### What you will do:
Scan the records below and report how many lines contain the word "data", giving the number by itself.

### Source information:
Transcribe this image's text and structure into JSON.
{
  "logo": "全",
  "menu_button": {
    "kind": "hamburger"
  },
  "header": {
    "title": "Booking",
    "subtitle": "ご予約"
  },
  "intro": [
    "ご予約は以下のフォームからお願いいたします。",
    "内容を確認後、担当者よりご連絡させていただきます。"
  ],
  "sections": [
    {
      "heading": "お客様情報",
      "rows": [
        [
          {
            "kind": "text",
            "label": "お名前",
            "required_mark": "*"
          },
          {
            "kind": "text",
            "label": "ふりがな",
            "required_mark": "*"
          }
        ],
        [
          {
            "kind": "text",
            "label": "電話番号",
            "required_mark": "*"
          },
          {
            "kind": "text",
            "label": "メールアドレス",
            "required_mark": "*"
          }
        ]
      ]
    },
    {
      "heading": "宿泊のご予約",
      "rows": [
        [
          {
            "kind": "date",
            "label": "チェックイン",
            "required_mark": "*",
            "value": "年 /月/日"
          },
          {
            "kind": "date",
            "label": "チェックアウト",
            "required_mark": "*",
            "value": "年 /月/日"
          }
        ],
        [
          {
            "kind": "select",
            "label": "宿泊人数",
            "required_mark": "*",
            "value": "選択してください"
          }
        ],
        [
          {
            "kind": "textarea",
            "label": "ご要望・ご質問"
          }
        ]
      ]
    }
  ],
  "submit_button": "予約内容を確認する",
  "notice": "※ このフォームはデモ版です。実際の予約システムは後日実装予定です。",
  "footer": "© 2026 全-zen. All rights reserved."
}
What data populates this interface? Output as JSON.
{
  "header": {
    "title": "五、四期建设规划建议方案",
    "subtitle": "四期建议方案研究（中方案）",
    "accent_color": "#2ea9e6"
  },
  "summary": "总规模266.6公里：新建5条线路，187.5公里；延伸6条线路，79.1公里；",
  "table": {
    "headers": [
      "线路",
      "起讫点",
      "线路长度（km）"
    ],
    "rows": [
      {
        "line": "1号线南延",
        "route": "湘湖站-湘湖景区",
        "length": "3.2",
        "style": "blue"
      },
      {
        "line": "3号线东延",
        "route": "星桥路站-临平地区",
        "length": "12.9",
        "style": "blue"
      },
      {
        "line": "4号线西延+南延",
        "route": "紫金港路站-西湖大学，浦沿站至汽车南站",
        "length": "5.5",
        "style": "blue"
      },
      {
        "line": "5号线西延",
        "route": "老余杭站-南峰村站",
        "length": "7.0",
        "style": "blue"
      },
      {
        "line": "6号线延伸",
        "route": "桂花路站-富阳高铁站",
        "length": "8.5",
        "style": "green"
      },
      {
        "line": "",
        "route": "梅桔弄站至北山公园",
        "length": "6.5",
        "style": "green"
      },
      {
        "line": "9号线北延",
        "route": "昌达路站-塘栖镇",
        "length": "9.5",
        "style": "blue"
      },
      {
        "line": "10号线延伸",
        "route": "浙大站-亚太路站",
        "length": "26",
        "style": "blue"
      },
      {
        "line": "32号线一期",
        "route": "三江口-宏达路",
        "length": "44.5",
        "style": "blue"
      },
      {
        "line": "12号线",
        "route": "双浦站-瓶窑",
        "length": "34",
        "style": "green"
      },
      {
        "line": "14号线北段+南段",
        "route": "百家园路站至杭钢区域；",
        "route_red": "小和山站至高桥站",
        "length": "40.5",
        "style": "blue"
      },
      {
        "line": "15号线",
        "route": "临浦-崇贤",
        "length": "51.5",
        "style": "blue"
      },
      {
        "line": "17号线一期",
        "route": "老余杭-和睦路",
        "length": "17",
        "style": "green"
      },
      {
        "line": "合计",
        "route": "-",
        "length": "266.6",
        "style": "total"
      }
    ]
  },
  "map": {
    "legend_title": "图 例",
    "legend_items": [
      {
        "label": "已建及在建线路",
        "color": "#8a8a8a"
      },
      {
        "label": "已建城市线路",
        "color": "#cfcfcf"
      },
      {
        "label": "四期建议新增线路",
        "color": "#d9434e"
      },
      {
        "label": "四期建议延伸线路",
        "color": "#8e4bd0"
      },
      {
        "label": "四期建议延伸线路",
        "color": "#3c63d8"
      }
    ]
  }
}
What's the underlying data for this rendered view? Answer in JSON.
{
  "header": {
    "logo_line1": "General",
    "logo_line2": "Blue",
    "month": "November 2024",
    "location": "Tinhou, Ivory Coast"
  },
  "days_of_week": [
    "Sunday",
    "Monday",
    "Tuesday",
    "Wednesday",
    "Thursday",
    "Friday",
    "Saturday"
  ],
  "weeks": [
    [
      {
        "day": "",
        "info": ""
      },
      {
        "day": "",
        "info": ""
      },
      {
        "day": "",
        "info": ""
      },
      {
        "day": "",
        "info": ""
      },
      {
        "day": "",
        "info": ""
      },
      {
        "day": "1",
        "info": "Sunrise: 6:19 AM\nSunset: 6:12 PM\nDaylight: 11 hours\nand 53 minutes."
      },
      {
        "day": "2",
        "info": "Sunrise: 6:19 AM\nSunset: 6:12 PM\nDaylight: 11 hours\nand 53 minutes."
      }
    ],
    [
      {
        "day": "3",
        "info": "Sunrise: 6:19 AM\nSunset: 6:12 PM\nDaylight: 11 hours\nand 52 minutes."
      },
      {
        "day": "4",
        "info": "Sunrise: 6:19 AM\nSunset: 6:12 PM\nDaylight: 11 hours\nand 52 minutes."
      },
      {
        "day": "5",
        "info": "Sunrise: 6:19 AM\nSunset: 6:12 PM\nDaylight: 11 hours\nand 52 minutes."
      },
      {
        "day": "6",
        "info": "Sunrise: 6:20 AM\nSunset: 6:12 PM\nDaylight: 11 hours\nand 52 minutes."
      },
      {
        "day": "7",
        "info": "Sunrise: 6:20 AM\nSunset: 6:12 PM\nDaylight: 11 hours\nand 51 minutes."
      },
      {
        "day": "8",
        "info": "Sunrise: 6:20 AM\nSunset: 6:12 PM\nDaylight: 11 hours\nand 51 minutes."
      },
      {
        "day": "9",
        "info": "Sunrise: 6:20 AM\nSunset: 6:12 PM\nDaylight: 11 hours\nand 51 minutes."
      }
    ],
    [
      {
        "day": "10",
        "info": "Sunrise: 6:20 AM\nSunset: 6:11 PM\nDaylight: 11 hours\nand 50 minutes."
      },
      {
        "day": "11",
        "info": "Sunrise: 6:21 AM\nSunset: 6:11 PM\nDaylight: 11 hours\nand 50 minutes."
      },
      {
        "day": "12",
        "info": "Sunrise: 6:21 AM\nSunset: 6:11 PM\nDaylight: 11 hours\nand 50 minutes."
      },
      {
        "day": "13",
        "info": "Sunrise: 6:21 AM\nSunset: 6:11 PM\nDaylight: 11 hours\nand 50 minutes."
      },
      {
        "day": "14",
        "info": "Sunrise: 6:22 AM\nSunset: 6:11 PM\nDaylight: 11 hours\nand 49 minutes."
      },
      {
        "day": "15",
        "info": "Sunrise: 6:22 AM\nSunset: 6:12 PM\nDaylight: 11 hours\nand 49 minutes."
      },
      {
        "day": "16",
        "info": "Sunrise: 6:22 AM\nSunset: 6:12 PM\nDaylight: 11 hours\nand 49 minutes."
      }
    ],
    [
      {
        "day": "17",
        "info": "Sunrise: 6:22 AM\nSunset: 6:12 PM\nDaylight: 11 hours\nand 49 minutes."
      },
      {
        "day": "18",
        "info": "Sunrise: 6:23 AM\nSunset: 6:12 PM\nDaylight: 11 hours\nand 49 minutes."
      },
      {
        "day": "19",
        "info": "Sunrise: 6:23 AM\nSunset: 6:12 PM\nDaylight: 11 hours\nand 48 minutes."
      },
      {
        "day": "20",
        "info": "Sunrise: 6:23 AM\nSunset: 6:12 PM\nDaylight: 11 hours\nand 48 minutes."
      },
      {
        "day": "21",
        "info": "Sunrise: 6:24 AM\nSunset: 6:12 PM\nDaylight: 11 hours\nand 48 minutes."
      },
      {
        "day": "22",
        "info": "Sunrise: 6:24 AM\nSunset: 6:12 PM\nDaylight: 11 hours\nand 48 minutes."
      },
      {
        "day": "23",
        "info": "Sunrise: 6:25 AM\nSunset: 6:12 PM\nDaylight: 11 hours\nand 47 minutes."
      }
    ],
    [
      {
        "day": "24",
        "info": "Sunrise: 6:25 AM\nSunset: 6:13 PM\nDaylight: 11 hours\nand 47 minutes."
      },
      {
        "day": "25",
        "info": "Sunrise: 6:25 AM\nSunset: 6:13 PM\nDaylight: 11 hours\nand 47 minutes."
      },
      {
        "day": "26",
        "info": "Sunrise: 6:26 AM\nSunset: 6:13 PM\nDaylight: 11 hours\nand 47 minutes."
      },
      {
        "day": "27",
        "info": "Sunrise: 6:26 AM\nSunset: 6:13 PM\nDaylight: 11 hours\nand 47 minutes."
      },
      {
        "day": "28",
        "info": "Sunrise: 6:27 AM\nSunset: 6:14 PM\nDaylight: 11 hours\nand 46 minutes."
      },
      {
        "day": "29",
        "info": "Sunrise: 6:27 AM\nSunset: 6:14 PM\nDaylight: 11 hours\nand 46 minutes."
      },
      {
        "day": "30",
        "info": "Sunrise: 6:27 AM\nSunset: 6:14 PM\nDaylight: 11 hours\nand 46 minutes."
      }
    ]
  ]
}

### Solution to this exercise:
2